ever the recruit or recruits are mustered in. I would ask that all men I may thus raise shall be cavalry and be under the command of Colonel D. S. Terry. I would further ask that I have the power to name all officers under me, and that they shall not be elected.
Trusting that I have in some feeble manner, which may, however, meet with the approval of the War Department, sketched out a plan for the acquisition and securing of a territory which will at no distant day be among the most valuable possessions of the Confederacy,
I am, very respectfully, your obedient servant,
DECEMBER 6, 1864.
Our resources are fully taxed and our attention so engrossed by nearer and more pressing interests that I must forego enterprise of this distant and contingent character, or leave them to be arranged by the judgment of the commanding general of the Trans-Mississippi Department.
J. A. S.,
HEADQUARTERS DEPARTMENT OF THE MISSOURI,
Lexington, Mo., October 22, 1864.
Major General STEELE PRICE,
C. S. Army:
GENERAL: Lieutenant Graves, C. S. Army, with forty enlisted men, bearers of flag of truce, arrived here on the 20th instant from escorting Colonel Harding and prisoners captured by you at Glasgow to Boonville. The escort to this flag was clothed in our uniform. I have always adopted as a rule, necessary for my own protection, that soldiers of your army captured in our uniform, should be treated as spies. The necessity of this rule must be obvious to you. I cannot object to your deceive me. I have not interfered with Lieutenant Graves, for he was protected by the flag he carried. I am not unmindful, general, of your humanity and courtesy toward Federal prisoners in times past, but I consider it my duty to express my regret that you permitted this practice, which exposes your men to the rigorous punishment demanded by military prudence as a protection against surprise. Permit me also, general, to express my surprise and regret that you have allowed to associate with your troops bands of Missouri guerrillas, without principle or feeling of nationality, whose record is stained with crimes at which humanity shudders. It is unnecessary to enumerate what these crimes are. The newspapers have not exaggerated. You and I, general, have tried to conduct this war in accordance with the highest dictates of humanity and the laws of war among civilized nations. I hope the future will make no change in this respect.

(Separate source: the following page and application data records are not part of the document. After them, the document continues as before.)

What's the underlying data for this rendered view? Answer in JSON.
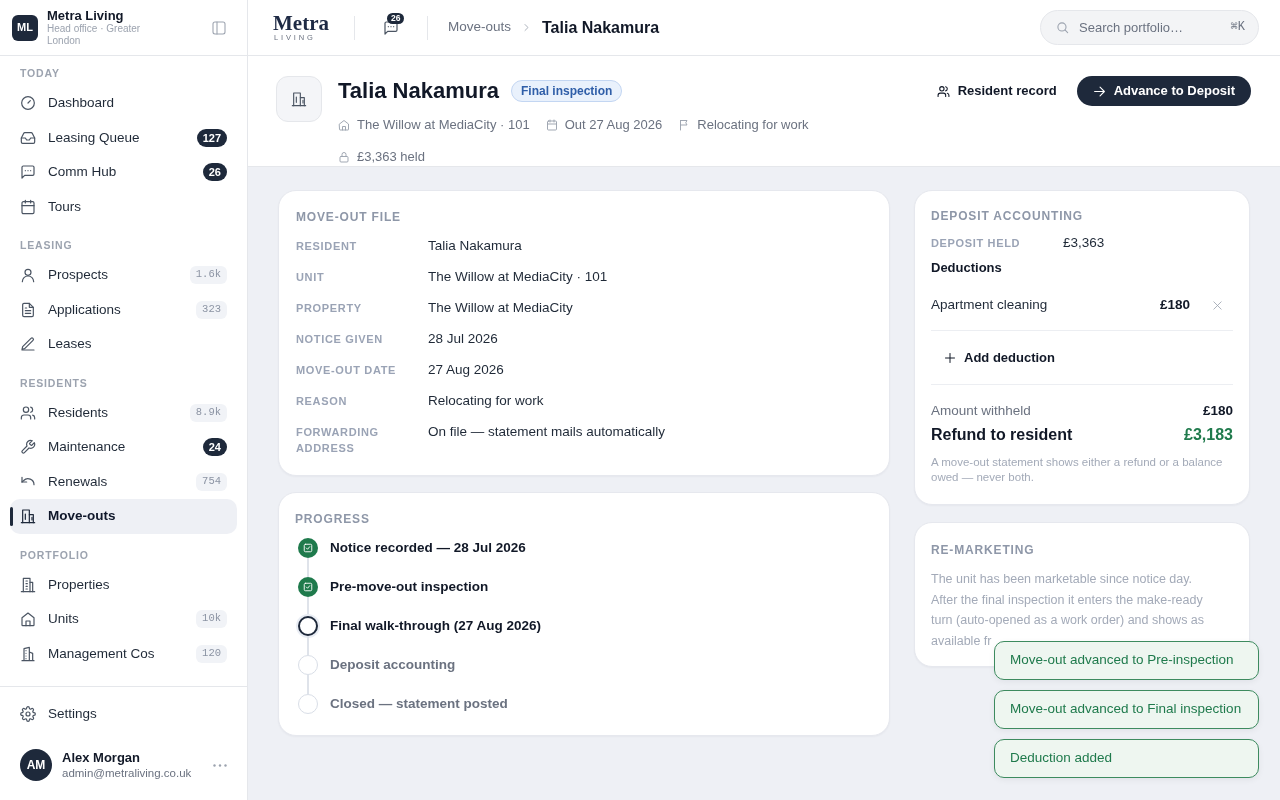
{
  "sidebar": {
    "brand": {
      "initials": "ML",
      "name": "Metra Living",
      "subtitle": "Head office · Greater London"
    },
    "sections": [
      {
        "label": "TODAY",
        "items": [
          {
            "label": "Dashboard",
            "selected": false
          },
          {
            "label": "Leasing Queue",
            "selected": false,
            "badge": {
              "text": "127",
              "kind": "unread"
            }
          },
          {
            "label": "Comm Hub",
            "selected": false,
            "badge": {
              "text": "26",
              "kind": "unread"
            }
          },
          {
            "label": "Tours",
            "selected": false
          }
        ]
      },
      {
        "label": "LEASING",
        "items": [
          {
            "label": "Prospects",
            "selected": false,
            "badge": {
              "text": "1.6k",
              "kind": "total"
            }
          },
          {
            "label": "Applications",
            "selected": false,
            "badge": {
              "text": "323",
              "kind": "total"
            }
          },
          {
            "label": "Leases",
            "selected": false
          }
        ]
      },
      {
        "label": "RESIDENTS",
        "items": [
          {
            "label": "Residents",
            "selected": false,
            "badge": {
              "text": "8.9k",
              "kind": "total"
            }
          },
          {
            "label": "Maintenance",
            "selected": false,
            "badge": {
              "text": "24",
              "kind": "unread"
            }
          },
          {
            "label": "Renewals",
            "selected": false,
            "badge": {
              "text": "754",
              "kind": "total"
            }
          },
          {
            "label": "Move-outs",
            "selected": true
          }
        ]
      },
      {
        "label": "PORTFOLIO",
        "items": [
          {
            "label": "Properties",
            "selected": false
          },
          {
            "label": "Units",
            "selected": false,
            "badge": {
              "text": "10k",
              "kind": "total"
            }
          },
          {
            "label": "Management Cos",
            "selected": false,
            "badge": {
              "text": "120",
              "kind": "total"
            }
          }
        ]
      }
    ],
    "settings": {
      "label": "Settings",
      "selected": false
    },
    "user": {
      "initials": "AM",
      "name": "Alex Morgan",
      "email": "admin@metraliving.co.uk"
    }
  },
  "top_bar": {
    "logo": {
      "name": "Metra",
      "tagline": "LIVING"
    },
    "messages_badge": "26",
    "breadcrumb": [
      "Move-outs",
      "Talia Nakamura"
    ],
    "search": {
      "placeholder": "Search portfolio…",
      "shortcut": "⌘K"
    }
  },
  "record_header": {
    "name": "Talia Nakamura",
    "status": "Final inspection",
    "meta": [
      "The Willow at MediaCity · 101",
      "Out 27 Aug 2026",
      "Relocating for work",
      "£3,363 held"
    ],
    "actions": [
      {
        "label": "Resident record",
        "kind": "secondary"
      },
      {
        "label": "Advance to Deposit",
        "kind": "primary"
      }
    ]
  },
  "move_out_file": {
    "title": "MOVE-OUT FILE",
    "rows": [
      {
        "label": "RESIDENT",
        "value": "Talia Nakamura"
      },
      {
        "label": "UNIT",
        "value": "The Willow at MediaCity · 101"
      },
      {
        "label": "PROPERTY",
        "value": "The Willow at MediaCity"
      },
      {
        "label": "NOTICE GIVEN",
        "value": "28 Jul 2026"
      },
      {
        "label": "MOVE-OUT DATE",
        "value": "27 Aug 2026"
      },
      {
        "label": "REASON",
        "value": "Relocating for work"
      },
      {
        "label": "FORWARDING ADDRESS",
        "value": "On file — statement mails automatically"
      }
    ]
  },
  "progress": {
    "title": "PROGRESS",
    "steps": [
      {
        "label": "Notice recorded — 28 Jul 2026",
        "done": true,
        "current": false
      },
      {
        "label": "Pre-move-out inspection",
        "done": true,
        "current": false
      },
      {
        "label": "Final walk-through (27 Aug 2026)",
        "done": false,
        "current": true
      },
      {
        "label": "Deposit accounting",
        "done": false,
        "current": false
      },
      {
        "label": "Closed — statement posted",
        "done": false,
        "current": false
      }
    ]
  },
  "deposit_accounting": {
    "title": "DEPOSIT ACCOUNTING",
    "held_label": "DEPOSIT HELD",
    "held_value": "£3,363",
    "deductions_title": "Deductions",
    "deductions": [
      {
        "label": "Apartment cleaning",
        "amount": "£180"
      }
    ],
    "add_label": "Add deduction",
    "summary": [
      {
        "label": "Amount withheld",
        "value": "£180",
        "kind": "subtotal"
      },
      {
        "label": "Refund to resident",
        "value": "£3,183",
        "kind": "total"
      }
    ],
    "note": "A move-out statement shows either a refund or a balance owed — never both."
  },
  "re_marketing": {
    "title": "RE-MARKETING",
    "lines": [
      "The unit has been marketable since notice day.",
      "After the final inspection it enters the make-ready turn (auto-opened as a work order) and shows as available fr"
    ]
  },
  "toasts": [
    {
      "message": "Move-out advanced to Pre-inspection"
    },
    {
      "message": "Move-out advanced to Final inspection"
    },
    {
      "message": "Deduction added"
    }
  ]
}
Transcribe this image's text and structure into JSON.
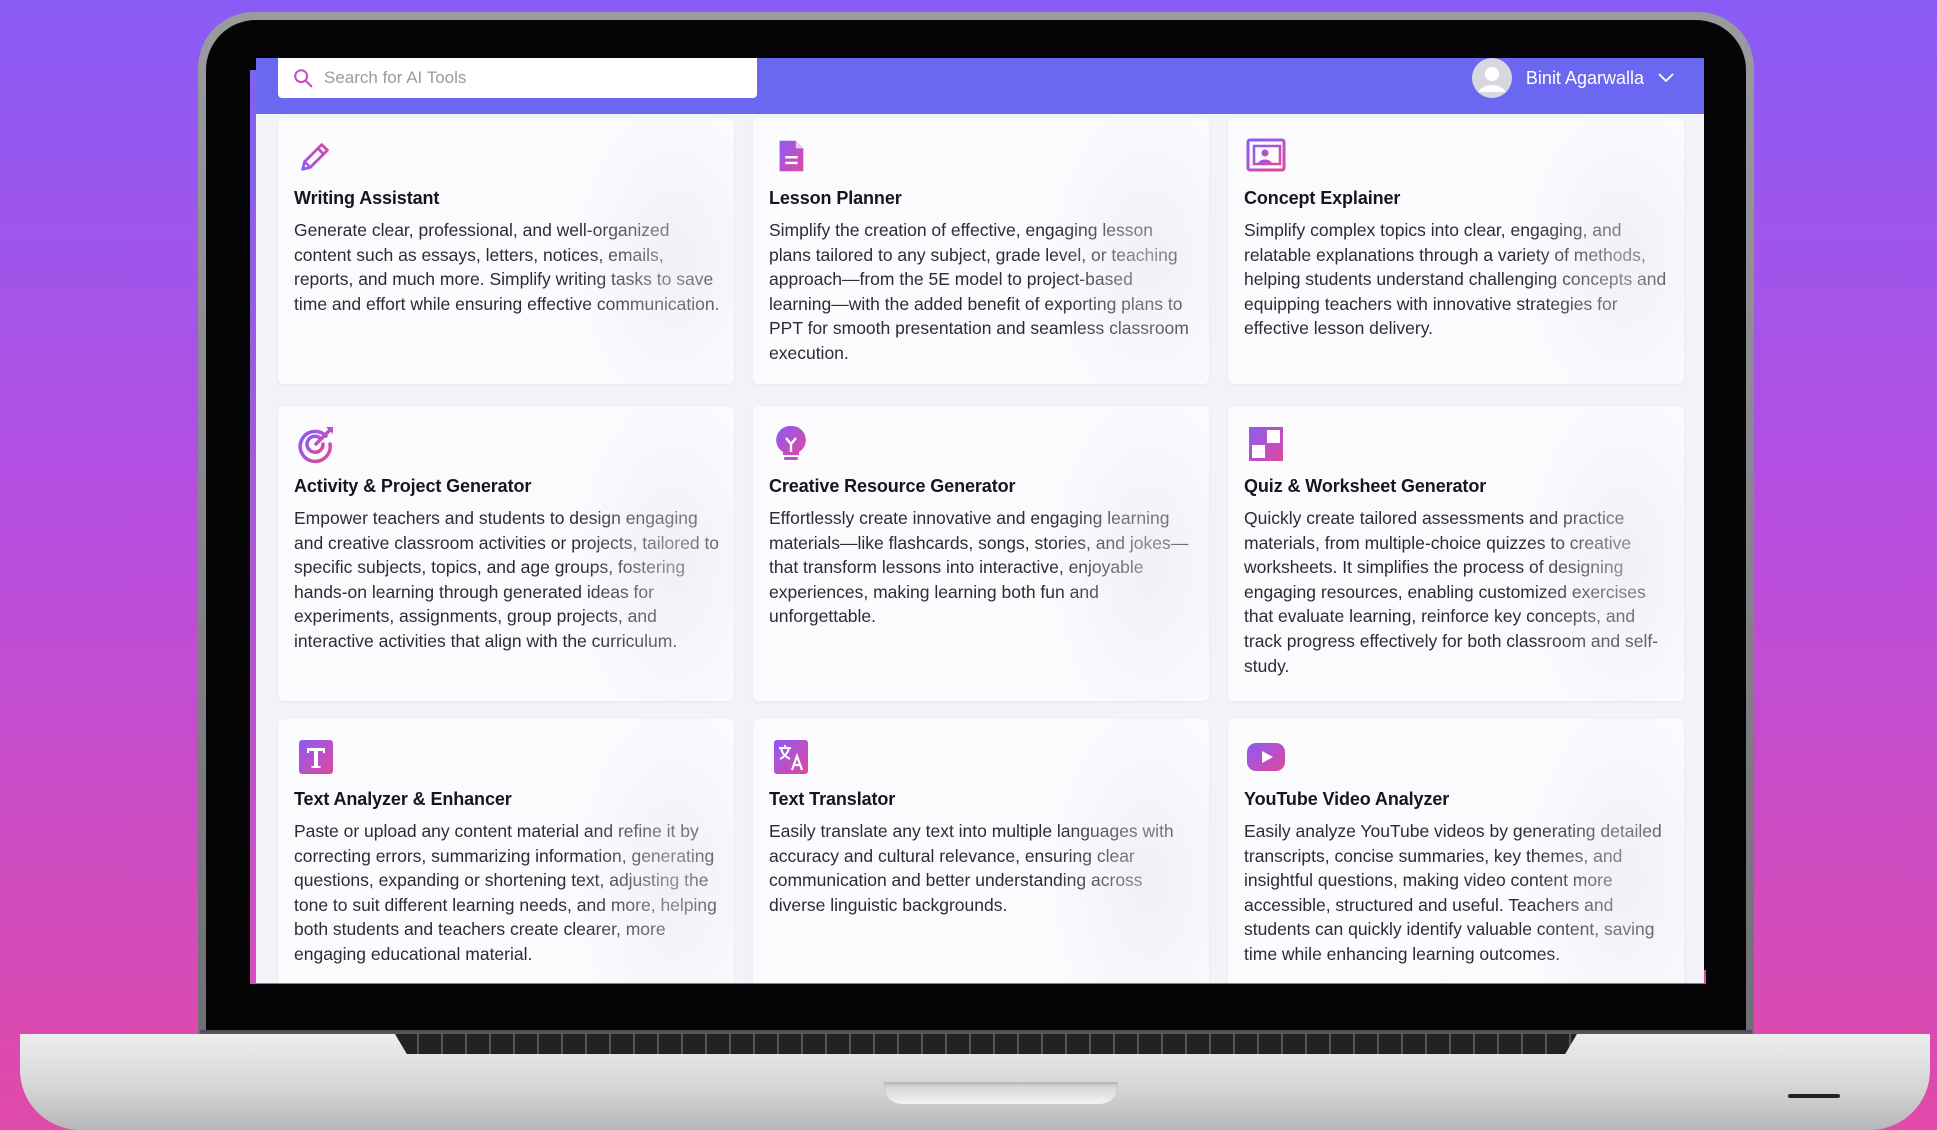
{
  "header": {
    "search_placeholder": "Search for AI Tools",
    "user_name": "Binit Agarwalla"
  },
  "colors": {
    "header_bg": "#6a67f0",
    "icon_gradient_start": "#8b5cf6",
    "icon_gradient_end": "#e0479e",
    "background_top": "#8a5cf5",
    "background_bottom": "#e14aa8"
  },
  "tools": [
    {
      "icon": "pencil-icon",
      "title": "Writing Assistant",
      "description": "Generate clear, professional, and well-organized content such as essays, letters, notices, emails, reports, and much more. Simplify writing tasks to save time and effort while ensuring effective communication."
    },
    {
      "icon": "document-icon",
      "title": "Lesson Planner",
      "description": "Simplify the creation of effective, engaging lesson plans tailored to any subject, grade level, or teaching approach—from the 5E model to project-based learning—with the added benefit of exporting plans to PPT for smooth presentation and seamless classroom execution."
    },
    {
      "icon": "presentation-icon",
      "title": "Concept Explainer",
      "description": "Simplify complex topics into clear, engaging, and relatable explanations through a variety of methods, helping students understand challenging concepts and equipping teachers with innovative strategies for effective lesson delivery."
    },
    {
      "icon": "target-icon",
      "title": "Activity & Project Generator",
      "description": "Empower teachers and students to design engaging and creative classroom activities or projects, tailored to specific subjects, topics, and age groups, fostering hands-on learning through generated ideas for experiments, assignments, group projects, and interactive activities that align with the curriculum."
    },
    {
      "icon": "lightbulb-icon",
      "title": "Creative Resource Generator",
      "description": "Effortlessly create innovative and engaging learning materials—like flashcards, songs, stories, and jokes—that transform lessons into interactive, enjoyable experiences, making learning both fun and unforgettable."
    },
    {
      "icon": "quiz-grid-icon",
      "title": "Quiz & Worksheet Generator",
      "description": "Quickly create tailored assessments and practice materials, from multiple-choice quizzes to creative worksheets. It simplifies the process of designing engaging resources, enabling customized exercises that evaluate learning, reinforce key concepts, and track progress effectively for both classroom and self-study."
    },
    {
      "icon": "text-t-icon",
      "title": "Text Analyzer & Enhancer",
      "description": "Paste or upload any content material and refine it by correcting errors, summarizing information, generating questions, expanding or shortening text, adjusting the tone to suit different learning needs, and more, helping both students and teachers create clearer, more engaging educational material."
    },
    {
      "icon": "translate-icon",
      "title": "Text Translator",
      "description": "Easily translate any text into multiple languages with accuracy and cultural relevance, ensuring clear communication and better understanding across diverse linguistic backgrounds."
    },
    {
      "icon": "youtube-play-icon",
      "title": "YouTube Video Analyzer",
      "description": "Easily analyze YouTube videos by generating detailed transcripts, concise summaries, key themes, and insightful questions, making video content more accessible, structured and useful. Teachers and students can quickly identify valuable content, saving time while enhancing learning outcomes."
    }
  ]
}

I am, general, very respectfully, your obedient servant,
W. S. ROSECRANS,